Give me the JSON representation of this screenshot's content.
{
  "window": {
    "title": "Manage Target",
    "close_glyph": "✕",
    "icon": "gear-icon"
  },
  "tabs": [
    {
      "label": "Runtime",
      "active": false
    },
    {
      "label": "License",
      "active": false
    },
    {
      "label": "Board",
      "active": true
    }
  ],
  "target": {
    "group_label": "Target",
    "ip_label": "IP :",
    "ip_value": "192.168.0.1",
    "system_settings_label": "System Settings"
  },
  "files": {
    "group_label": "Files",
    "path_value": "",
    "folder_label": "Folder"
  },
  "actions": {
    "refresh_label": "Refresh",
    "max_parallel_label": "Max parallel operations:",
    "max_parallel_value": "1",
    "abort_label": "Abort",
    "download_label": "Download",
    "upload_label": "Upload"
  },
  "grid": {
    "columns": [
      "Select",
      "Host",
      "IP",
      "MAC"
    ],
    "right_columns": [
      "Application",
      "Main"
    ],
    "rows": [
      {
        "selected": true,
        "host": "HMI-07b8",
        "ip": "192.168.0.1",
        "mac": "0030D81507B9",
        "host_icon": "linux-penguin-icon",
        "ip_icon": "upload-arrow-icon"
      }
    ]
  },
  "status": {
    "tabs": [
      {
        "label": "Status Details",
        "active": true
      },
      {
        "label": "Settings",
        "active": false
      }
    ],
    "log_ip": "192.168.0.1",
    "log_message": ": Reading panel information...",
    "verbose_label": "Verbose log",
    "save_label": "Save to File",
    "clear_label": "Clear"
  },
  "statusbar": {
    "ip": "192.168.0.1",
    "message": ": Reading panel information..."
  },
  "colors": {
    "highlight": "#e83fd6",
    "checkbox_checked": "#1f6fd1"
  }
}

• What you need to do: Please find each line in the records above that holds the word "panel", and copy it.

• Expected answer:
    "log_message": ": Reading panel information...",
    "message": ": Reading panel information..."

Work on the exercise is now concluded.